YOUR TASK.
Scan the listing for "Radial" and copy out each line that has it.
▼
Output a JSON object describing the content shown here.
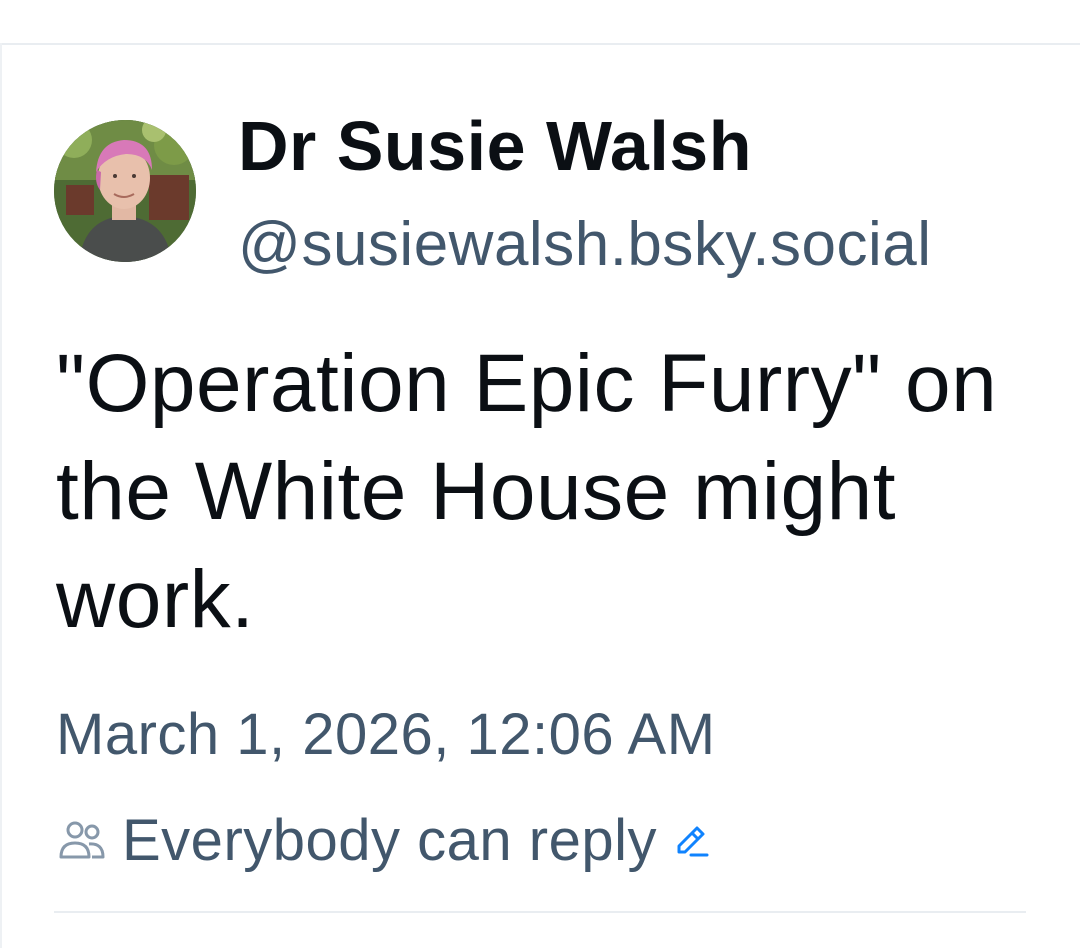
{
  "post": {
    "author": {
      "display_name": "Dr Susie Walsh",
      "handle": "@susiewalsh.bsky.social"
    },
    "text": "\"Operation Epic Furry\" on the White House might work.",
    "timestamp": "March 1, 2026, 12:06 AM",
    "reply_settings": {
      "label": "Everybody can reply",
      "icon": "people-icon",
      "edit_icon": "pencil-icon"
    }
  },
  "colors": {
    "text_primary": "#0b0f14",
    "text_secondary": "#42576c",
    "accent": "#1083fe",
    "divider": "#e9edf1"
  }
}
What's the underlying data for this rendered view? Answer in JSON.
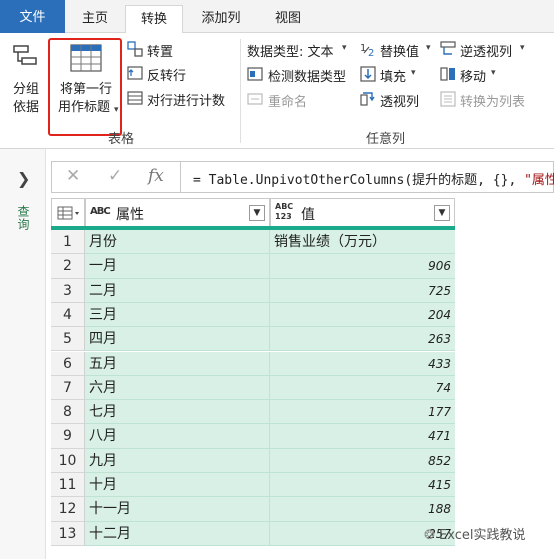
{
  "tabs": {
    "file": "文件",
    "home": "主页",
    "transform": "转换",
    "add_column": "添加列",
    "view": "视图"
  },
  "ribbon": {
    "group_by": [
      "分组",
      "依据"
    ],
    "use_first_row": [
      "将第一行",
      "用作标题"
    ],
    "transpose": "转置",
    "reverse_rows": "反转行",
    "count_rows": "对行进行计数",
    "table_group_label": "表格",
    "data_type": "数据类型: 文本",
    "detect_type": "检测数据类型",
    "rename": "重命名",
    "replace_values": "替换值",
    "fill": "填充",
    "pivot": "透视列",
    "unpivot": "逆透视列",
    "move": "移动",
    "to_list": "转换为列表",
    "any_column_label": "任意列"
  },
  "left_pane": {
    "label": "查询"
  },
  "formula_bar": {
    "fx": "fx",
    "prefix": "= Table.UnpivotOtherColumns(提升的标题, {}, ",
    "string_part": "\"属性"
  },
  "grid": {
    "col1_type": "ABC",
    "col1_header": "属性",
    "col2_type": "ABC 123",
    "col2_header": "值",
    "rows": [
      {
        "n": "1",
        "a": "月份",
        "v": "销售业绩（万元）",
        "numeric": false
      },
      {
        "n": "2",
        "a": "一月",
        "v": "906",
        "numeric": true
      },
      {
        "n": "3",
        "a": "二月",
        "v": "725",
        "numeric": true
      },
      {
        "n": "4",
        "a": "三月",
        "v": "204",
        "numeric": true
      },
      {
        "n": "5",
        "a": "四月",
        "v": "263",
        "numeric": true
      },
      {
        "n": "6",
        "a": "五月",
        "v": "433",
        "numeric": true
      },
      {
        "n": "7",
        "a": "六月",
        "v": "74",
        "numeric": true
      },
      {
        "n": "8",
        "a": "七月",
        "v": "177",
        "numeric": true
      },
      {
        "n": "9",
        "a": "八月",
        "v": "471",
        "numeric": true
      },
      {
        "n": "10",
        "a": "九月",
        "v": "852",
        "numeric": true
      },
      {
        "n": "11",
        "a": "十月",
        "v": "415",
        "numeric": true
      },
      {
        "n": "12",
        "a": "十一月",
        "v": "188",
        "numeric": true
      },
      {
        "n": "13",
        "a": "十二月",
        "v": "257",
        "numeric": true
      }
    ]
  },
  "watermark": "Excel实践教说",
  "colors": {
    "file_tab": "#2b6fba",
    "highlight_box": "#e0241b",
    "column_fill": "#d8f0e6",
    "column_accent": "#1aa98a"
  }
}
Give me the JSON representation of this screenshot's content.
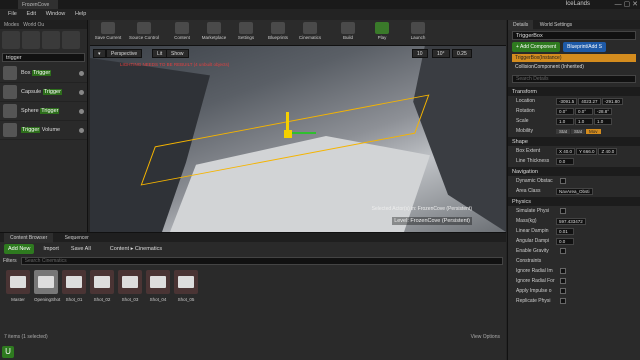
{
  "window": {
    "tab": "FrozenCove",
    "level": "IceLands"
  },
  "menu": [
    "File",
    "Edit",
    "Window",
    "Help"
  ],
  "modes": {
    "title": "Modes",
    "world_outliner": "World Ou",
    "search": "trigger",
    "items": [
      {
        "pre": "Box ",
        "hl": "Trigger",
        "post": ""
      },
      {
        "pre": "Capsule ",
        "hl": "Trigger",
        "post": ""
      },
      {
        "pre": "Sphere ",
        "hl": "Trigger",
        "post": ""
      },
      {
        "pre": "",
        "hl": "Trigger",
        "post": " Volume"
      }
    ]
  },
  "toolbar": [
    "Save Current",
    "Source Control",
    "Content",
    "Marketplace",
    "Settings",
    "Blueprints",
    "Cinematics",
    "Build",
    "Play",
    "Launch"
  ],
  "viewport": {
    "perspective": "Perspective",
    "lit": "Lit",
    "show": "Show",
    "warning": "LIGHTING NEEDS TO BE REBUILT (4 unbuilt objects)",
    "selected": "Selected Actor(s) in: FrozenCove (Persistent)",
    "level": "Level: FrozenCove (Persistent)",
    "snap": [
      "10",
      "10°",
      "0.25"
    ]
  },
  "content_browser": {
    "tabs": [
      "Content Browser",
      "Sequencer"
    ],
    "add_new": "Add New",
    "import": "Import",
    "save_all": "Save All",
    "path": [
      "Content",
      "Cinematics"
    ],
    "filters": "Filters",
    "search_placeholder": "Search Cinematics",
    "assets": [
      "Master",
      "OpeningShot",
      "Shot_01",
      "Shot_02",
      "Shot_03",
      "Shot_04",
      "Shot_05"
    ],
    "status": "7 items (1 selected)",
    "view_options": "View Options"
  },
  "details": {
    "tabs": [
      "Details",
      "World Settings"
    ],
    "actor": "TriggerBox",
    "add_component": "+ Add Component",
    "blueprint": "Blueprint/Add S",
    "components": [
      "TriggerBox(Instance)",
      "CollisionComponent (Inherited)"
    ],
    "search": "Search Details",
    "transform": "Transform",
    "location_label": "Location",
    "location": [
      "-3091.5",
      "4023.27",
      "-291.80"
    ],
    "rotation_label": "Rotation",
    "rotation": [
      "0.0°",
      "0.0°",
      "-28.8°"
    ],
    "scale_label": "Scale",
    "scale": [
      "1.0",
      "1.0",
      "1.0"
    ],
    "mobility_label": "Mobility",
    "mobility": [
      "Stat",
      "Stat",
      "Mov"
    ],
    "shape": "Shape",
    "box_extent_label": "Box Extent",
    "box_extent": [
      "X 40.0",
      "Y 666.0",
      "Z 40.0"
    ],
    "line_thickness_label": "Line Thickness",
    "line_thickness": "0.0",
    "navigation": "Navigation",
    "dynamic_obstacle": "Dynamic Obstac",
    "area_class_label": "Area Class",
    "area_class": "NavArea_Obsti",
    "physics": "Physics",
    "simulate_physics": "Simulate Physi",
    "mass_label": "Mass(kg)",
    "mass": "597.433472",
    "linear_damping_label": "Linear Dampin",
    "linear_damping": "0.01",
    "angular_damping_label": "Angular Dampi",
    "angular_damping": "0.0",
    "enable_gravity": "Enable Gravity",
    "constraints": "Constraints",
    "ignore_radial_impulse": "Ignore Radial Im",
    "ignore_radial_force": "Ignore Radial For",
    "apply_impulse": "Apply Impulse o",
    "replicate_physics": "Replicate Physi"
  }
}
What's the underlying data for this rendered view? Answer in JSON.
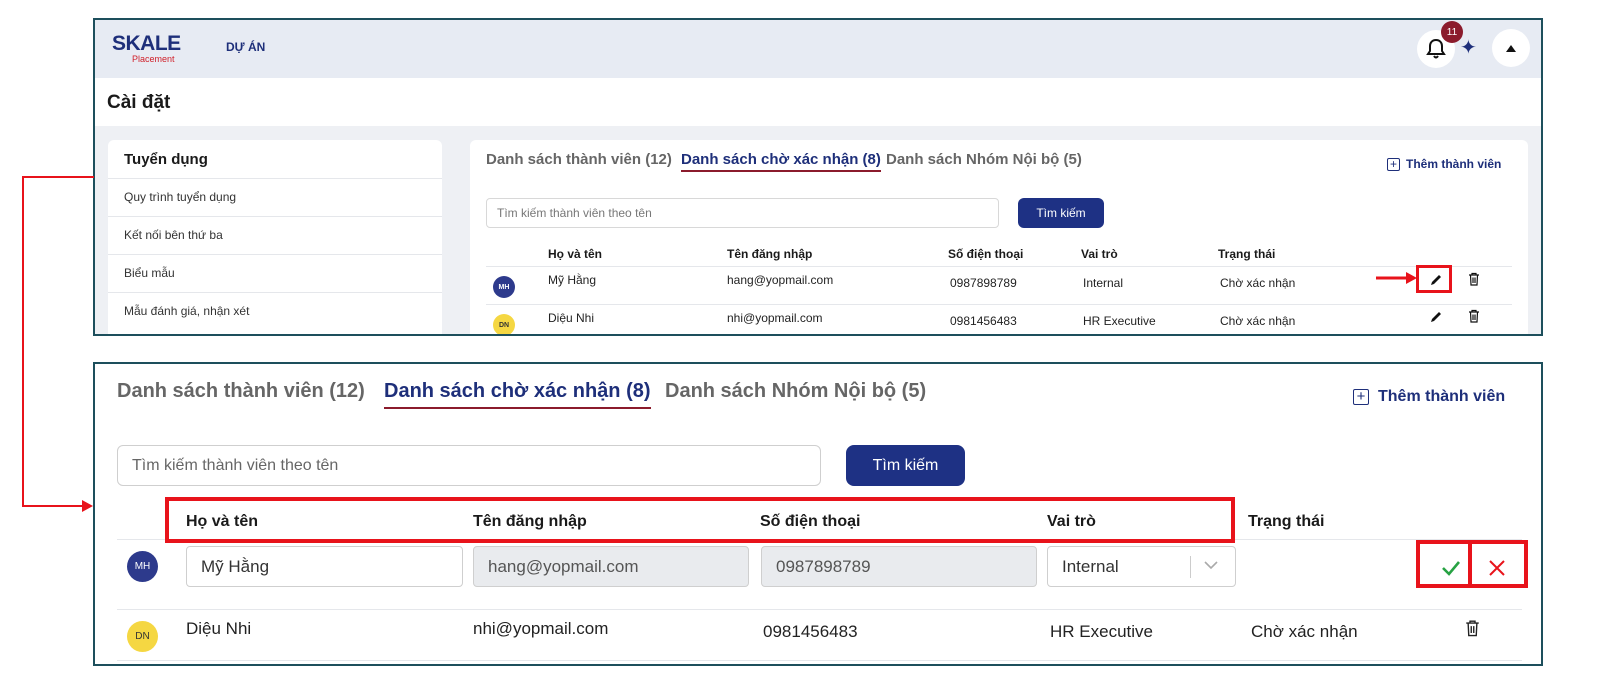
{
  "colors": {
    "brand_navy": "#1e2f7a",
    "brand_red": "#8b1b2c",
    "highlight_red": "#e8131b",
    "avatar_mh": "#2d3a8c",
    "avatar_dn": "#f5d742"
  },
  "top": {
    "logo": {
      "main": "SKALE",
      "sub": "Placement"
    },
    "nav": {
      "du_an": "DỰ ÁN"
    },
    "notifications": {
      "count": "11",
      "icon": "bell-icon"
    },
    "page_title": "Cài đặt",
    "sidebar": {
      "heading": "Tuyển dụng",
      "items": [
        {
          "label": "Quy trình tuyển dụng"
        },
        {
          "label": "Kết nối bên thứ ba"
        },
        {
          "label": "Biểu mẫu"
        },
        {
          "label": "Mẫu đánh giá, nhận xét"
        }
      ]
    }
  },
  "tabs": [
    {
      "label": "Danh sách thành viên (12)",
      "active": false
    },
    {
      "label": "Danh sách chờ xác nhận (8)",
      "active": true
    },
    {
      "label": "Danh sách Nhóm Nội bộ (5)",
      "active": false
    }
  ],
  "add_member_label": "Thêm thành viên",
  "search": {
    "placeholder": "Tìm kiếm thành viên theo tên",
    "button": "Tìm kiếm"
  },
  "table": {
    "columns": [
      "Họ và tên",
      "Tên đăng nhập",
      "Số điện thoại",
      "Vai trò",
      "Trạng thái"
    ],
    "rows": [
      {
        "initials": "MH",
        "name": "Mỹ Hằng",
        "username": "hang@yopmail.com",
        "phone": "0987898789",
        "role": "Internal",
        "status": "Chờ xác nhận"
      },
      {
        "initials": "DN",
        "name": "Diệu Nhi",
        "username": "nhi@yopmail.com",
        "phone": "0981456483",
        "role": "HR Executive",
        "status": "Chờ xác nhận"
      }
    ]
  }
}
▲
OUTPUT.
    "ignore_radial_impulse": "Ignore Radial Im",
    "ignore_radial_force": "Ignore Radial For",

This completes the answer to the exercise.